(Stored entries)
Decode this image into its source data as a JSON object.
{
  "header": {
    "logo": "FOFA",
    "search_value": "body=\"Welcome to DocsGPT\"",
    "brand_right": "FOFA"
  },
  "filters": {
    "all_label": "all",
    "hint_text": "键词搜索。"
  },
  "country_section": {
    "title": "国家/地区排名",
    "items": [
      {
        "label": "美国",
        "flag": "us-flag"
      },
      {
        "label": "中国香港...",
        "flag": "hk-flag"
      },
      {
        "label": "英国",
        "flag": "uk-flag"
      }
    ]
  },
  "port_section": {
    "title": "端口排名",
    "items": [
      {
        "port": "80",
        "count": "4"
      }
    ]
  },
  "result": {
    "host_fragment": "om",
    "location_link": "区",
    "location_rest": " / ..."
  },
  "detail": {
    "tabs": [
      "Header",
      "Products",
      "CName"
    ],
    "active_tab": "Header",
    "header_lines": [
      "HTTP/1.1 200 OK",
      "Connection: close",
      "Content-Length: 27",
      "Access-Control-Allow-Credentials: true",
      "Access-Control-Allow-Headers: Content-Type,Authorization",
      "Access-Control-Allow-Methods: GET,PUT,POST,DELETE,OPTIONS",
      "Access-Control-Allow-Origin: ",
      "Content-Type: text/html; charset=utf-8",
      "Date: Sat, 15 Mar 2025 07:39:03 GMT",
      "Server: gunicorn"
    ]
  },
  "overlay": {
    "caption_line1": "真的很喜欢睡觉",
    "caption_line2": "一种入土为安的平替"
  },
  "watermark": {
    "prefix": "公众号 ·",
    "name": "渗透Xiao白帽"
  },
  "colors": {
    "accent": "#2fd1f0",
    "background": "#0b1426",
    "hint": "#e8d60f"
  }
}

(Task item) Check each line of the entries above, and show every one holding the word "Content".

(Solved problem)
      "Content-Length: 27",
      "Access-Control-Allow-Headers: Content-Type,Authorization",
      "Content-Type: text/html; charset=utf-8",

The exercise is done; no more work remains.